The Governor of Puerto Rico has spoken out in favour of equal marriage – after a judge attempted to re-ban same-sex weddings by throwing out parts of the US Constitution.

Puerto Rico is an unincorporated territory of the United States and is not fully recognised as a US state.

After the US Supreme Court ruled last May that equal marriage is a constitutional right, a panel of judges in Puerto Rico also cemented marriage equality – acting to reverse a 2014 ruling that upheld Puerto Rico’s marriage ban.

However, US District Court Judge Juan Pérez-Giménez struck back this week, issuing an order aimed at re-banning equal marriage.

Judge Pérez-Giménez, the same judge who previously ruled against marriage equality and was overruled, now claims that the Supreme Court ruling doesn’t apply there because Puerto Rico “is not treated as the functional equivalent of a State for purposes of the Fourteenth Amendment”.

But he argument doesn’t hold much sway with Puerto Rico’s Governor, Alejandro García Padilla – who insists weddings will proceed regardless.

He said that equal marriage case had already been concluded, with the US Supreme Court and the First Circuit Court of Appeals both affiriming that all US citizens have a “fundamental right to marriage”, including same-sex couples.

He added that he would “respect the rulings of superior courts” above the ruling of Judge Pérez-Giménez, adding that the judge’s ruling was a drastic departure from the existing legal understanding.

Lambda Legal, one of the law firms that sued for equal marriage in the US, says it is confident the ruling will be overturned.

Staff attorney Omar González-Pagan said: “The marriages of same-sex couples in Puerto Rico are not in limbo and we appreciate that Governor García Padilla has reassured LGBT people and made clear to all others in the Island that marriage is here to stay.

“The decision issued yesterday by District Court Judge Pérez Giménez is fundamentally flawed and we plan to file an appeal to ensure that this discriminatory ban does not stand.

“The law is on our side.

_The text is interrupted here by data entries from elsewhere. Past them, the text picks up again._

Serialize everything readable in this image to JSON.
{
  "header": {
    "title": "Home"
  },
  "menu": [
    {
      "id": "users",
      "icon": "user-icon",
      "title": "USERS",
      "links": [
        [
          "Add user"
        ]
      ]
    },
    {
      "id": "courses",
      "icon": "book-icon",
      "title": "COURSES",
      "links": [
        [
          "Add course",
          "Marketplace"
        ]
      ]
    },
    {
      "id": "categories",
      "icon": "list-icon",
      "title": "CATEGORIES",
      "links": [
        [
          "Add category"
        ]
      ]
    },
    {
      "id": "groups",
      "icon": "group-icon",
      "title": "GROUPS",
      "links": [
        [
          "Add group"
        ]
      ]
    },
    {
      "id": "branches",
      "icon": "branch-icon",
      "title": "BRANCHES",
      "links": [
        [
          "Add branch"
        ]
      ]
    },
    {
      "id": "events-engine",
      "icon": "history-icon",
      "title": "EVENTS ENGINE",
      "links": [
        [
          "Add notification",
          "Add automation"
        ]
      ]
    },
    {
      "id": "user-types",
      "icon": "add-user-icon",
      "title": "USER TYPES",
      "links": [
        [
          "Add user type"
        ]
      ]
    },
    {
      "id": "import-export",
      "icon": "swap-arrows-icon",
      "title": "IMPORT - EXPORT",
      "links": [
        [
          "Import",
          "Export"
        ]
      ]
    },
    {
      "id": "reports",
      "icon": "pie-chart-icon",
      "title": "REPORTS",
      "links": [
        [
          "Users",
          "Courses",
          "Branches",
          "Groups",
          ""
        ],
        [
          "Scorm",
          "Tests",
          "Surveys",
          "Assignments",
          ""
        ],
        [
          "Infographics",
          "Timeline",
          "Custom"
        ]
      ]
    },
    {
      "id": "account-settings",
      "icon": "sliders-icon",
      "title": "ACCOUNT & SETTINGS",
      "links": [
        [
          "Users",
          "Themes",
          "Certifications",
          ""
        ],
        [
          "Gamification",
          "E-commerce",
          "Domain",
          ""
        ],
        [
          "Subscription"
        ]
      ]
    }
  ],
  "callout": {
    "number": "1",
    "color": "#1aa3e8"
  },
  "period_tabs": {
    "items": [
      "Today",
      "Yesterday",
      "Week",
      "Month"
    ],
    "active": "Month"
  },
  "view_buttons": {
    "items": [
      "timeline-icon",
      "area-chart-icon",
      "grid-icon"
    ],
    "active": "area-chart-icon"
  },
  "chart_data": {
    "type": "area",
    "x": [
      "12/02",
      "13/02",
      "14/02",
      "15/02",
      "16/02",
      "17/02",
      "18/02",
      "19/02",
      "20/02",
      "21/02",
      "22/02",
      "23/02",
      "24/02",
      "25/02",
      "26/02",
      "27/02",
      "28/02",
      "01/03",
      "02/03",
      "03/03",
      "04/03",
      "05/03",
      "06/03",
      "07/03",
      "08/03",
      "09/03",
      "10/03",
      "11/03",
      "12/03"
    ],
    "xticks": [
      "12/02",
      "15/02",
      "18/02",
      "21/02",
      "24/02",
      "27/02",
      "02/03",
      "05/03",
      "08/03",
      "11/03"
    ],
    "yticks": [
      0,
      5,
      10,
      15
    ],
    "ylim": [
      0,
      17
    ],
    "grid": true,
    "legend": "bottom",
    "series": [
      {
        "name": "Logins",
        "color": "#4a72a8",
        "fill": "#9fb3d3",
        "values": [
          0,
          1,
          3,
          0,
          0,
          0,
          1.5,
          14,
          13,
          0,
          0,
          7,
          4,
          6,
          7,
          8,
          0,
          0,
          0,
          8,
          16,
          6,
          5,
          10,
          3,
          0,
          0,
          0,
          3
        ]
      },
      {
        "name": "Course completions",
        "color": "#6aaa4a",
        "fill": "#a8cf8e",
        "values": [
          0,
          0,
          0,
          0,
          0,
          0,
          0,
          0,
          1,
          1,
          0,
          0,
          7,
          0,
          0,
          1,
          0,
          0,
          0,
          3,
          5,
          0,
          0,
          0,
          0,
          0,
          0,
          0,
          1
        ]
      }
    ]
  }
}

The U.S. Court of Appeals for the First Circuit was clear when it stated that Puerto Rico’s marriage ban was unconstitutional and the U.S. Supreme Court has indisputably held that the constitutional guarantees of liberty and equality apply with equal force to the Commonwealth.”

In his ruling, Judge Pérez-Giménez claimed: “One might be tempted to assume that the constant reference made to the ‘States’ in Obergefell includes the Commonwealth of Puerto Rico.

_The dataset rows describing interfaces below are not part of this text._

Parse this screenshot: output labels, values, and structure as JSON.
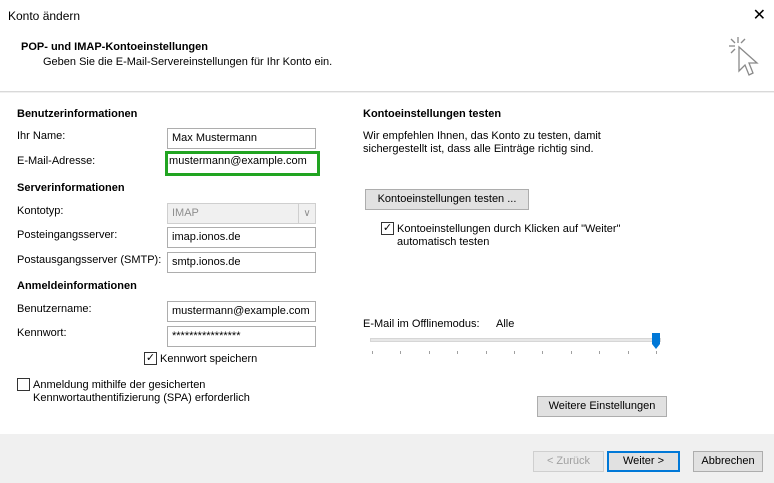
{
  "window": {
    "title": "Konto ändern",
    "close_glyph": "✕"
  },
  "header": {
    "title": "POP- und IMAP-Kontoeinstellungen",
    "subtitle": "Geben Sie die E-Mail-Servereinstellungen für Ihr Konto ein.",
    "icon": "wizard-cursor-icon"
  },
  "user_info": {
    "heading": "Benutzerinformationen",
    "name_label": "Ihr Name:",
    "name_value": "Max Mustermann",
    "email_label": "E-Mail-Adresse:",
    "email_value": "max.mustermann@example.com",
    "email_visible": ".mustermann@example.com"
  },
  "server_info": {
    "heading": "Serverinformationen",
    "type_label": "Kontotyp:",
    "type_value": "IMAP",
    "incoming_label": "Posteingangsserver:",
    "incoming_value": "imap.ionos.de",
    "outgoing_label": "Postausgangsserver (SMTP):",
    "outgoing_value": "smtp.ionos.de"
  },
  "login_info": {
    "heading": "Anmeldeinformationen",
    "username_label": "Benutzername:",
    "username_value": "mustermann@example.com",
    "password_label": "Kennwort:",
    "password_value": "****************",
    "remember_label": "Kennwort speichern",
    "remember_checked": true,
    "spa_line1": "Anmeldung mithilfe der gesicherten",
    "spa_line2": "Kennwortauthentifizierung (SPA) erforderlich",
    "spa_checked": false
  },
  "test_settings": {
    "heading": "Kontoeinstellungen testen",
    "desc_line1": "Wir empfehlen Ihnen, das Konto zu testen, damit",
    "desc_line2": "sichergestellt ist, dass alle Einträge richtig sind.",
    "test_button": "Kontoeinstellungen testen ...",
    "auto_test_line1": "Kontoeinstellungen durch Klicken auf \"Weiter\"",
    "auto_test_line2": "automatisch testen",
    "auto_test_checked": true
  },
  "offline": {
    "label": "E-Mail im Offlinemodus:",
    "value": "Alle",
    "slider_fraction": 1.0
  },
  "more_settings_button": "Weitere Einstellungen",
  "footer": {
    "back": "< Zurück",
    "next": "Weiter >",
    "cancel": "Abbrechen"
  },
  "colors": {
    "focus_border": "#21a421",
    "slider_thumb": "#0078d7"
  }
}
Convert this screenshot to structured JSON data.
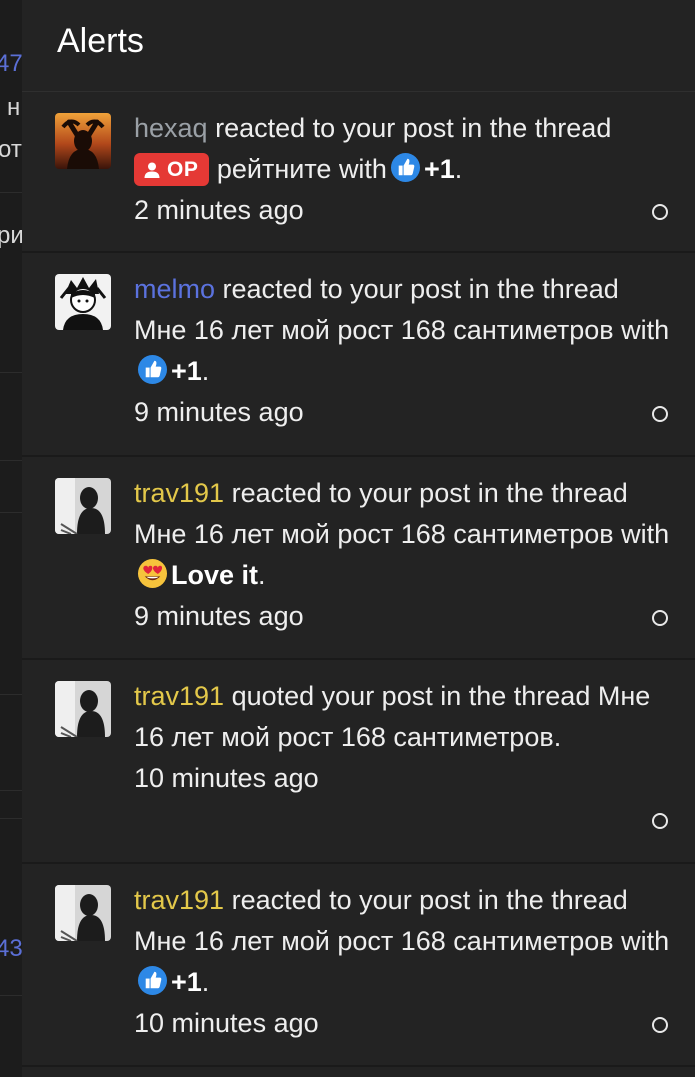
{
  "panel": {
    "title": "Alerts"
  },
  "background_fragments": [
    "47",
    "н",
    "от",
    "ри",
    "43"
  ],
  "alerts": [
    {
      "user": "hexaq",
      "action": "reacted to your post in the thread",
      "badge": "OP",
      "thread": "рейтните",
      "with": "with",
      "reaction_icon": "thumbs-up-icon",
      "reaction": "+1",
      "period": ".",
      "time": "2 minutes ago"
    },
    {
      "user": "melmo",
      "action": "reacted to your post in the thread",
      "thread": "Мне 16 лет мой рост 168 сантиметров",
      "with": "with",
      "reaction_icon": "thumbs-up-icon",
      "reaction": "+1",
      "period": ".",
      "time": "9 minutes ago"
    },
    {
      "user": "trav191",
      "action": "reacted to your post in the thread",
      "thread": "Мне 16 лет мой рост 168 сантиметров",
      "with": "with",
      "reaction_icon": "heart-eyes-icon",
      "reaction": "Love it",
      "period": ".",
      "time": "9 minutes ago"
    },
    {
      "user": "trav191",
      "action": "quoted your post in the thread",
      "thread": "Мне 16 лет мой рост 168 сантиметров",
      "period": ".",
      "time": "10 minutes ago"
    },
    {
      "user": "trav191",
      "action": "reacted to your post in the thread",
      "thread": "Мне 16 лет мой рост 168 сантиметров",
      "with": "with",
      "reaction_icon": "thumbs-up-icon",
      "reaction": "+1",
      "period": ".",
      "time": "10 minutes ago"
    }
  ],
  "colors": {
    "op_badge": "#e53935",
    "user_default": "#9aa0a6",
    "user_blue": "#5b72de",
    "user_gold": "#e3c84a",
    "like_blue": "#2d88e6"
  }
}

“Yet, it is not the role of this court to venture into such an interpretation.”

He added: “The Constitution applies in full in incorporated Territories surely destined for statehood but only in part in unincorporated Territories”.

However, activists are confident that the ruling will be overturned on appeal – especially given Pérez-Giménez has previously had his judgements overturned on equal marriage.

Judge Juan Perez-Gimenez was just one of two district judges in the US to uphold a same-sex marriage ban in 2014, against a flow of over 50 rulings in favour of equality.

In his since-overturned 2014 ruling, Judge Perez-Gimenez cited a ruling from 1972 against same-sex marriage – which almost all other judges in the country agreed had been rendered obsolete by subsequent case law – and claimed: “Recent affirmances of same-gender marriage seem to suffer from a peculiar inability to recall the principles embodied in existing marriage law.”